## What you have to do
For every entry below, give an exact repeat and leave out the pictures.

(Items from a data source)
**********

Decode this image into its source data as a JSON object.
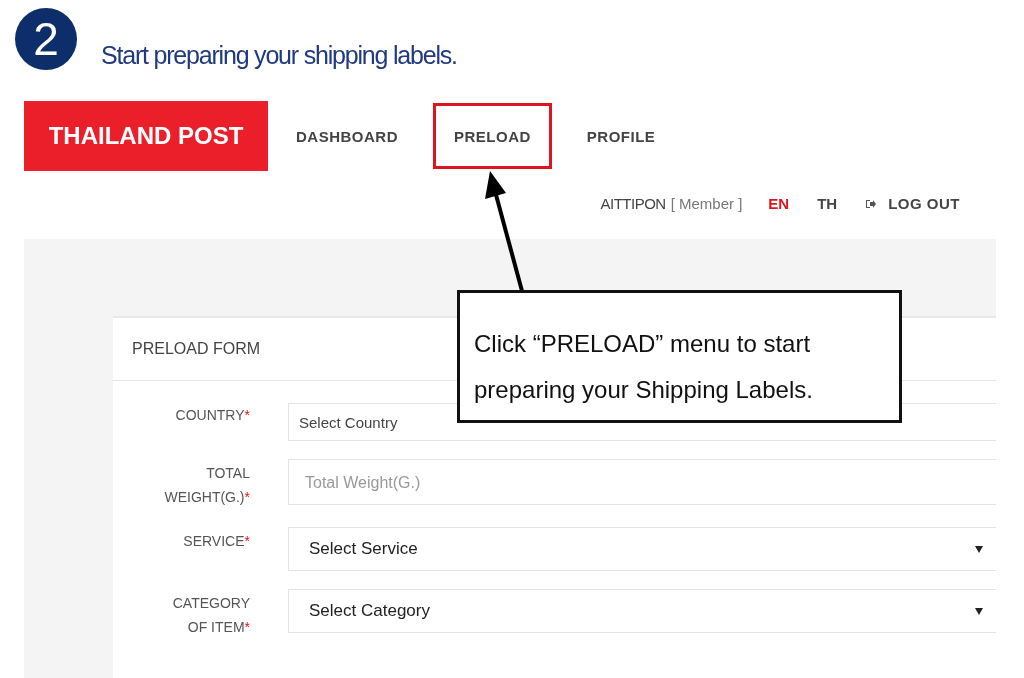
{
  "step": {
    "number": "2",
    "title": "Start preparing your shipping labels."
  },
  "header": {
    "logo": "THAILAND POST",
    "nav": [
      {
        "label": "DASHBOARD",
        "highlighted": false
      },
      {
        "label": "PRELOAD",
        "highlighted": true
      },
      {
        "label": "PROFILE",
        "highlighted": false
      }
    ],
    "user": {
      "name": "AITTIPON",
      "role": "[ Member ]"
    },
    "languages": [
      {
        "label": "EN",
        "selected": true
      },
      {
        "label": "TH",
        "selected": false
      }
    ],
    "logout": "LOG OUT"
  },
  "form": {
    "title": "PRELOAD FORM",
    "fields": [
      {
        "label": "COUNTRY",
        "required_mark": "*",
        "kind": "select",
        "value": "Select Country",
        "dropdown_arrow": false
      },
      {
        "label": "TOTAL WEIGHT(G.)",
        "required_mark": "*",
        "kind": "input",
        "placeholder": "Total Weight(G.)"
      },
      {
        "label": "SERVICE",
        "required_mark": "*",
        "kind": "select",
        "value": "Select Service",
        "dropdown_arrow": true
      },
      {
        "label": "CATEGORY OF ITEM",
        "required_mark": "*",
        "kind": "select",
        "value": "Select Category",
        "dropdown_arrow": true
      }
    ]
  },
  "callout": {
    "text": "Click “PRELOAD” menu to start preparing your Shipping Labels."
  }
}
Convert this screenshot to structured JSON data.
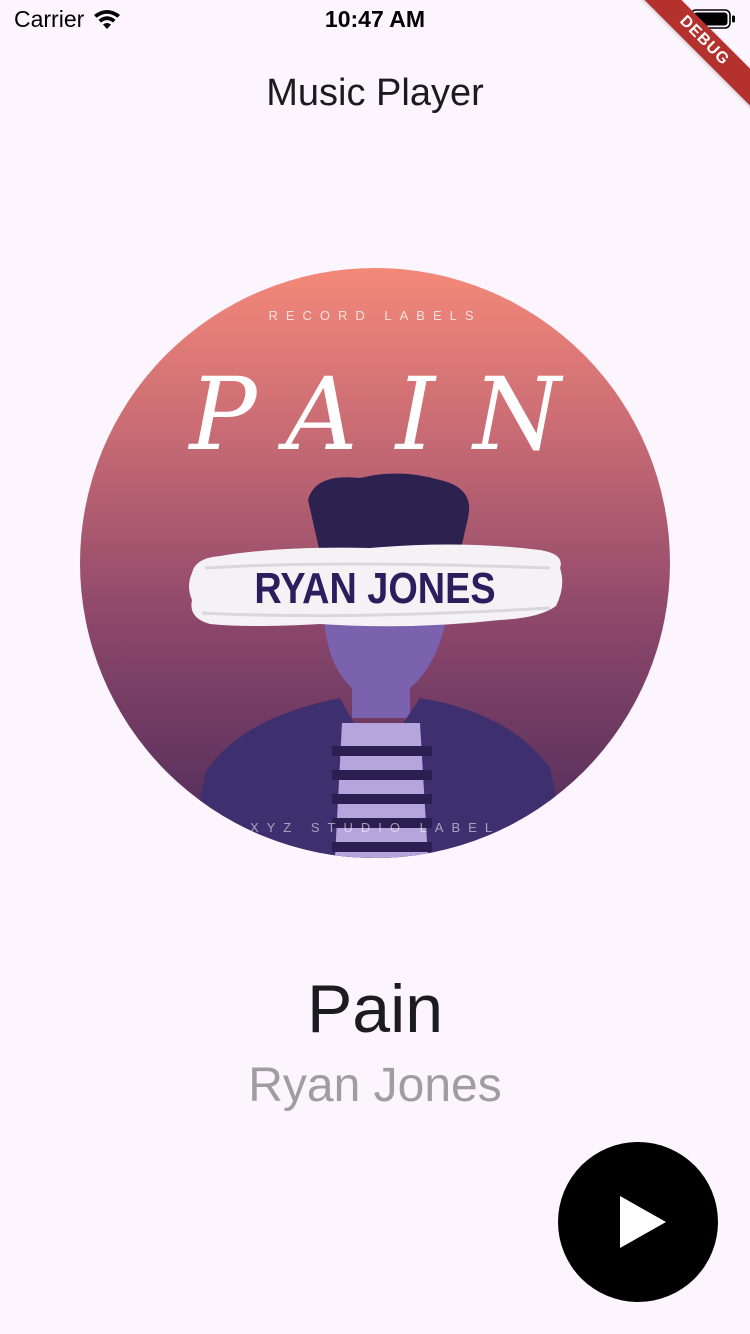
{
  "status_bar": {
    "carrier": "Carrier",
    "time": "10:47 AM",
    "wifi_icon": "wifi-icon",
    "battery_icon": "battery-icon"
  },
  "debug_banner": "DEBUG",
  "app_bar": {
    "title": "Music Player"
  },
  "album_art": {
    "top_label": "RECORD LABELS",
    "title": "PAIN",
    "artist": "RYAN JONES",
    "bottom_label": "XYZ STUDIO LABEL"
  },
  "track": {
    "title": "Pain",
    "artist": "Ryan Jones"
  },
  "controls": {
    "play_icon": "play-icon"
  },
  "colors": {
    "background": "#fcf5fd",
    "fab": "#000000",
    "artist_text": "#9e9e9e",
    "debug_ribbon": "#b5312e"
  }
}
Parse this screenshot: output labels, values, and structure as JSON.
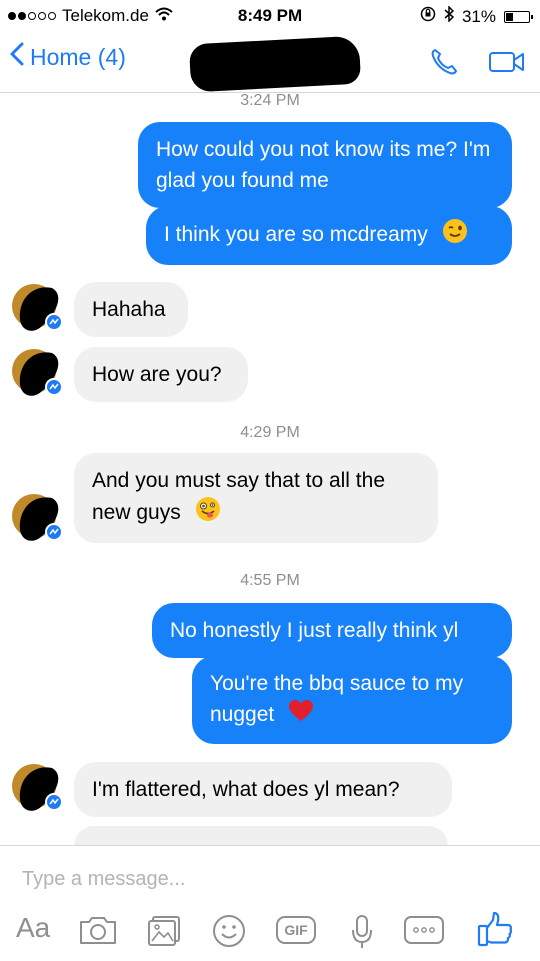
{
  "status_bar": {
    "carrier": "Telekom.de",
    "time": "8:49 PM",
    "battery": "31%",
    "battery_level": 0.31
  },
  "nav": {
    "back_label": "Home (4)"
  },
  "messages": [
    {
      "type": "timestamp",
      "text": "3:24 PM"
    },
    {
      "type": "outgoing",
      "text": "How could you not know its me? I'm glad you found me"
    },
    {
      "type": "outgoing",
      "text": "I think you are so mcdreamy",
      "emoji": "winking-face"
    },
    {
      "type": "incoming",
      "text": "Hahaha"
    },
    {
      "type": "incoming",
      "text": "How are you?"
    },
    {
      "type": "timestamp",
      "text": "4:29 PM"
    },
    {
      "type": "incoming",
      "text": "And you must say that to all the new guys",
      "emoji": "zany-face"
    },
    {
      "type": "timestamp",
      "text": "4:55 PM"
    },
    {
      "type": "outgoing",
      "text": "No honestly I just really think yl"
    },
    {
      "type": "outgoing",
      "text": "You're the bbq sauce to my nugget",
      "emoji": "red-heart"
    },
    {
      "type": "incoming",
      "text": "I'm flattered, what does yl mean?"
    }
  ],
  "composer": {
    "placeholder": "Type a message...",
    "aa_label": "Aa",
    "gif_label": "GIF"
  },
  "colors": {
    "accent": "#1f7bf4",
    "outgoing_bubble": "#1681f8",
    "incoming_bubble": "#f0f0f0"
  }
}
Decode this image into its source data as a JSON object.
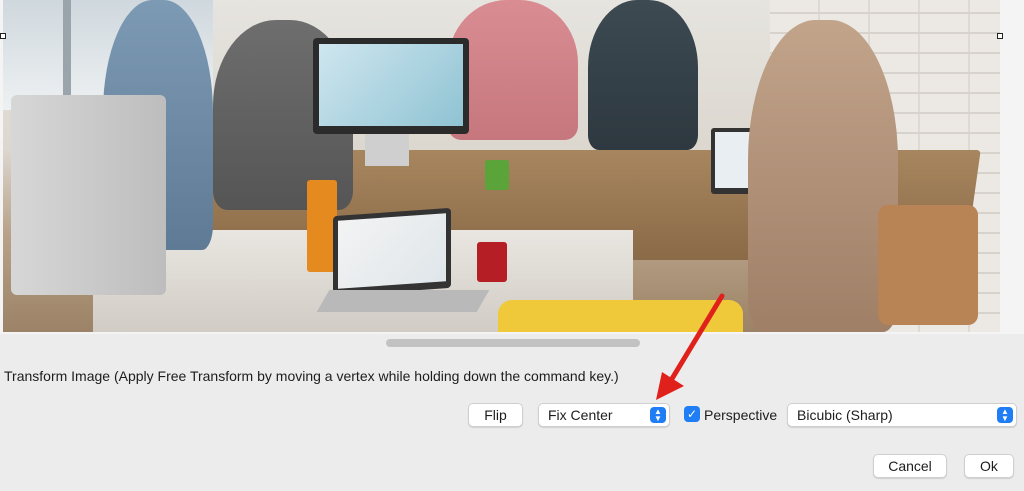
{
  "canvas": {
    "image_description_hidden": ""
  },
  "dialog": {
    "instruction": "Transform Image (Apply Free Transform by moving a vertex while holding down the command key.)",
    "flip_label": "Flip",
    "anchor_select": {
      "value": "Fix Center"
    },
    "perspective": {
      "label": "Perspective",
      "checked": true
    },
    "interpolation_select": {
      "value": "Bicubic (Sharp)"
    },
    "cancel_label": "Cancel",
    "ok_label": "Ok"
  },
  "colors": {
    "accent": "#1f7ef5",
    "annotation_arrow": "#e0201b"
  },
  "icons": {
    "stepper": "chevron-up-down-icon",
    "check": "checkmark-icon",
    "arrow": "annotation-arrow-icon"
  }
}
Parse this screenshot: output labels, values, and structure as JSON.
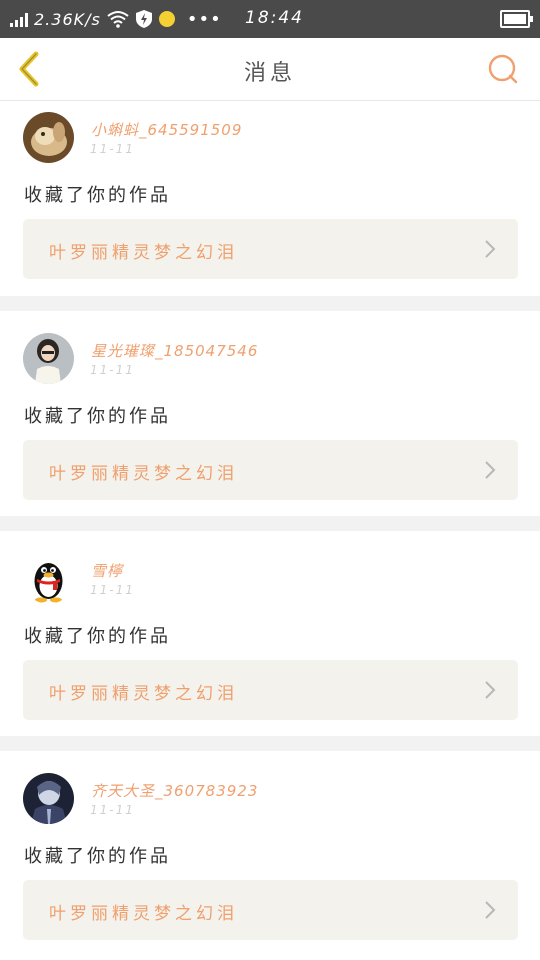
{
  "status_bar": {
    "speed": "2.36K/s",
    "dots": "•••",
    "time": "18:44"
  },
  "header": {
    "title": "消息",
    "back_icon": "chevron-left-icon",
    "search_icon": "search-icon"
  },
  "colors": {
    "accent": "#f0a06e",
    "back_arrow": "#e6c325",
    "card_bg": "#f3f2ec"
  },
  "messages": [
    {
      "user": "小蝌蚪_645591509",
      "date": "11-11",
      "action": "收藏了你的作品",
      "work": "叶罗丽精灵梦之幻泪"
    },
    {
      "user": "星光璀璨_185047546",
      "date": "11-11",
      "action": "收藏了你的作品",
      "work": "叶罗丽精灵梦之幻泪"
    },
    {
      "user": "雪檸",
      "date": "11-11",
      "action": "收藏了你的作品",
      "work": "叶罗丽精灵梦之幻泪"
    },
    {
      "user": "齐天大圣_360783923",
      "date": "11-11",
      "action": "收藏了你的作品",
      "work": "叶罗丽精灵梦之幻泪"
    }
  ]
}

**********

## Solution below
Decode this image into its source data as a JSON object.
{
  "step": {
    "number": "2",
    "title": "Start preparing your shipping labels."
  },
  "header": {
    "logo": "THAILAND POST",
    "nav": [
      {
        "label": "DASHBOARD",
        "highlighted": false
      },
      {
        "label": "PRELOAD",
        "highlighted": true
      },
      {
        "label": "PROFILE",
        "highlighted": false
      }
    ],
    "user": {
      "name": "AITTIPON",
      "role": "[ Member ]"
    },
    "languages": [
      {
        "label": "EN",
        "selected": true
      },
      {
        "label": "TH",
        "selected": false
      }
    ],
    "logout": "LOG OUT"
  },
  "form": {
    "title": "PRELOAD FORM",
    "fields": [
      {
        "label": "COUNTRY",
        "required_mark": "*",
        "kind": "select",
        "value": "Select Country",
        "dropdown_arrow": false
      },
      {
        "label": "TOTAL WEIGHT(G.)",
        "required_mark": "*",
        "kind": "input",
        "placeholder": "Total Weight(G.)"
      },
      {
        "label": "SERVICE",
        "required_mark": "*",
        "kind": "select",
        "value": "Select Service",
        "dropdown_arrow": true
      },
      {
        "label": "CATEGORY OF ITEM",
        "required_mark": "*",
        "kind": "select",
        "value": "Select Category",
        "dropdown_arrow": true
      }
    ]
  },
  "callout": {
    "text": "Click “PRELOAD” menu to start preparing your Shipping Labels."
  }
}
Convert this screenshot to structured JSON data.
{
  "status_bar": {
    "carrier": "Carrier",
    "time": "10:47 AM",
    "wifi_icon": "wifi-icon",
    "battery_icon": "battery-icon"
  },
  "debug_banner": "DEBUG",
  "app_bar": {
    "title": "Music Player"
  },
  "album_art": {
    "top_label": "RECORD LABELS",
    "title": "PAIN",
    "artist": "RYAN JONES",
    "bottom_label": "XYZ STUDIO LABEL"
  },
  "track": {
    "title": "Pain",
    "artist": "Ryan Jones"
  },
  "controls": {
    "play_icon": "play-icon"
  },
  "colors": {
    "background": "#fcf5fd",
    "fab": "#000000",
    "artist_text": "#9e9e9e",
    "debug_ribbon": "#b5312e"
  }
}
Parse this screenshot: output labels, values, and structure as JSON.
{
  "status_bar": {
    "carrier": "Telekom.de",
    "time": "8:49 PM",
    "battery": "31%",
    "battery_level": 0.31
  },
  "nav": {
    "back_label": "Home (4)"
  },
  "messages": [
    {
      "type": "timestamp",
      "text": "3:24 PM"
    },
    {
      "type": "outgoing",
      "text": "How could you not know its me? I'm glad you found me"
    },
    {
      "type": "outgoing",
      "text": "I think you are so mcdreamy",
      "emoji": "winking-face"
    },
    {
      "type": "incoming",
      "text": "Hahaha"
    },
    {
      "type": "incoming",
      "text": "How are you?"
    },
    {
      "type": "timestamp",
      "text": "4:29 PM"
    },
    {
      "type": "incoming",
      "text": "And you must say that to all the new guys",
      "emoji": "zany-face"
    },
    {
      "type": "timestamp",
      "text": "4:55 PM"
    },
    {
      "type": "outgoing",
      "text": "No honestly I just really think yl"
    },
    {
      "type": "outgoing",
      "text": "You're the bbq sauce to my nugget",
      "emoji": "red-heart"
    },
    {
      "type": "incoming",
      "text": "I'm flattered, what does yl mean?"
    }
  ],
  "composer": {
    "placeholder": "Type a message...",
    "aa_label": "Aa",
    "gif_label": "GIF"
  },
  "colors": {
    "accent": "#1f7bf4",
    "outgoing_bubble": "#1681f8",
    "incoming_bubble": "#f0f0f0"
  }
}
Decode this image into its source data as a JSON object.
{
  "canvas": {
    "image_description_hidden": ""
  },
  "dialog": {
    "instruction": "Transform Image (Apply Free Transform by moving a vertex while holding down the command key.)",
    "flip_label": "Flip",
    "anchor_select": {
      "value": "Fix Center"
    },
    "perspective": {
      "label": "Perspective",
      "checked": true
    },
    "interpolation_select": {
      "value": "Bicubic (Sharp)"
    },
    "cancel_label": "Cancel",
    "ok_label": "Ok"
  },
  "colors": {
    "accent": "#1f7ef5",
    "annotation_arrow": "#e0201b"
  },
  "icons": {
    "stepper": "chevron-up-down-icon",
    "check": "checkmark-icon",
    "arrow": "annotation-arrow-icon"
  }
}
Parse this screenshot: output labels, values, and structure as JSON.
{
  "status_bar": {
    "speed": "2.36K/s",
    "dots": "•••",
    "time": "18:44"
  },
  "header": {
    "title": "消息",
    "back_icon": "chevron-left-icon",
    "search_icon": "search-icon"
  },
  "colors": {
    "accent": "#f0a06e",
    "back_arrow": "#e6c325",
    "card_bg": "#f3f2ec"
  },
  "messages": [
    {
      "user": "小蝌蚪_645591509",
      "date": "11-11",
      "action": "收藏了你的作品",
      "work": "叶罗丽精灵梦之幻泪"
    },
    {
      "user": "星光璀璨_185047546",
      "date": "11-11",
      "action": "收藏了你的作品",
      "work": "叶罗丽精灵梦之幻泪"
    },
    {
      "user": "雪檸",
      "date": "11-11",
      "action": "收藏了你的作品",
      "work": "叶罗丽精灵梦之幻泪"
    },
    {
      "user": "齐天大圣_360783923",
      "date": "11-11",
      "action": "收藏了你的作品",
      "work": "叶罗丽精灵梦之幻泪"
    }
  ]
}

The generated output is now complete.